## RECORDED DATA
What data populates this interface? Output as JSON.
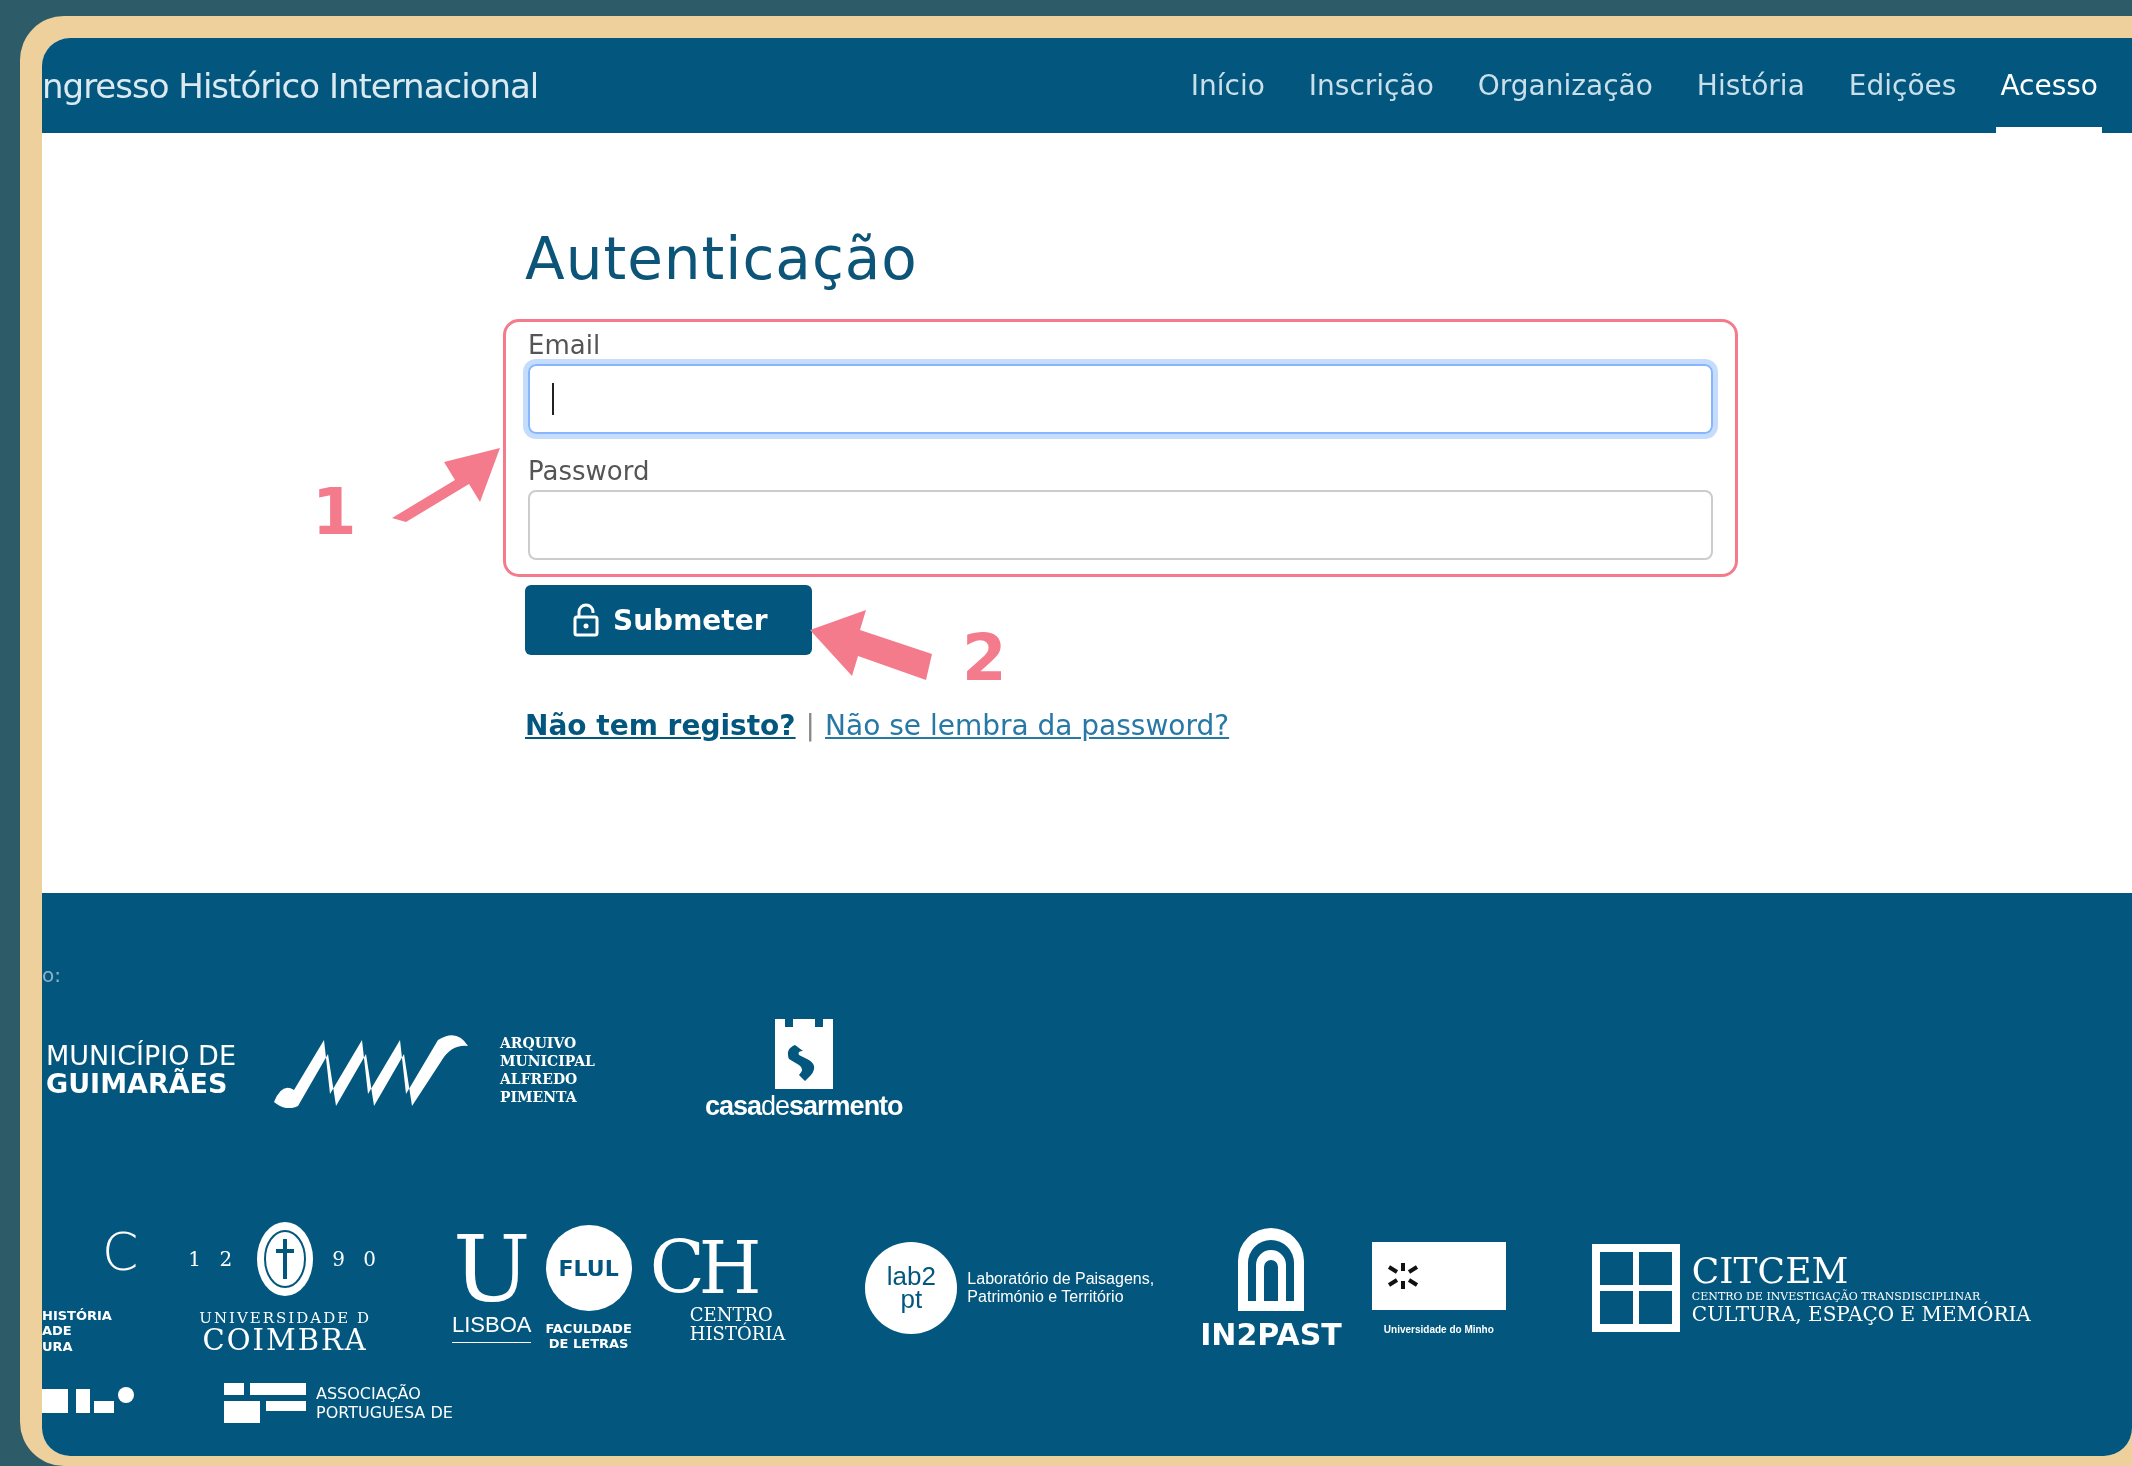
{
  "header": {
    "site_title": "ngresso Histórico Internacional",
    "nav": [
      {
        "label": "Início",
        "selected": false
      },
      {
        "label": "Inscrição",
        "selected": false
      },
      {
        "label": "Organização",
        "selected": false
      },
      {
        "label": "História",
        "selected": false
      },
      {
        "label": "Edições",
        "selected": false
      },
      {
        "label": "Acesso",
        "selected": true
      }
    ]
  },
  "login": {
    "title": "Autenticação",
    "fields": [
      {
        "label": "Email",
        "focused": true
      },
      {
        "label": "Password",
        "focused": false
      }
    ],
    "submit": "Submeter",
    "links": [
      {
        "text": "Não tem registo?",
        "bold": true
      },
      {
        "text": "Não se lembra da password?",
        "bold": false
      }
    ],
    "separator": "|"
  },
  "annotations": [
    {
      "number": "1"
    },
    {
      "number": "2"
    }
  ],
  "footer": {
    "label": "o:",
    "rows": [
      {
        "logos": [
          {
            "kind": "municipio",
            "lines": [
              "MUNICÍPIO DE",
              "GUIMARÃES"
            ]
          },
          {
            "kind": "arquivo",
            "lines": [
              "ARQUIVO",
              "MUNICIPAL",
              "ALFREDO",
              "PIMENTA"
            ]
          },
          {
            "kind": "casa",
            "lines": [
              "**casa**de**sarmento**"
            ]
          }
        ]
      },
      {
        "logos": [
          {
            "kind": "partial",
            "marks": [
              "C"
            ],
            "lines": [
              "HISTÓRIA",
              "ADE",
              "URA"
            ]
          },
          {
            "kind": "coimbra",
            "marks": [
              "1 2",
              "9 0"
            ],
            "lines": [
              "UNIVERSIDADE D",
              "COIMBRA"
            ]
          },
          {
            "kind": "ulisboa",
            "marks": [
              "U"
            ],
            "lines": [
              "LISBOA"
            ]
          },
          {
            "kind": "flul",
            "marks": [
              "FLUL"
            ],
            "lines": [
              "FACULDADE",
              "DE LETRAS"
            ]
          },
          {
            "kind": "ch",
            "marks": [
              "CH"
            ],
            "lines": [
              "CENTRO",
              "HISTÓRIA"
            ]
          },
          {
            "kind": "lab2pt",
            "marks": [
              "lab2",
              "pt"
            ],
            "lines": [
              "Laboratório de Paisagens,",
              "Património e Território"
            ]
          },
          {
            "kind": "in2past",
            "lines": [
              "IN2PAST"
            ]
          },
          {
            "kind": "uminho",
            "lines": [
              "Universidade do Minho"
            ]
          },
          {
            "kind": "citcem",
            "lines": [
              "CITCEM",
              "CENTRO DE INVESTIGAÇÃO TRANSDISCIPLINAR",
              "CULTURA, ESPAÇO E MEMÓRIA"
            ]
          }
        ]
      },
      {
        "logos": [
          {
            "kind": "partial-mark"
          },
          {
            "kind": "apm",
            "lines": [
              "ASSOCIAÇÃO",
              "PORTUGUESA DE"
            ]
          }
        ]
      }
    ]
  }
}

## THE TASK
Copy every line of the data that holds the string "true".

## ANSWER TO THIS PROBLEM
        "selected": true
        "focused": true
        "bold": true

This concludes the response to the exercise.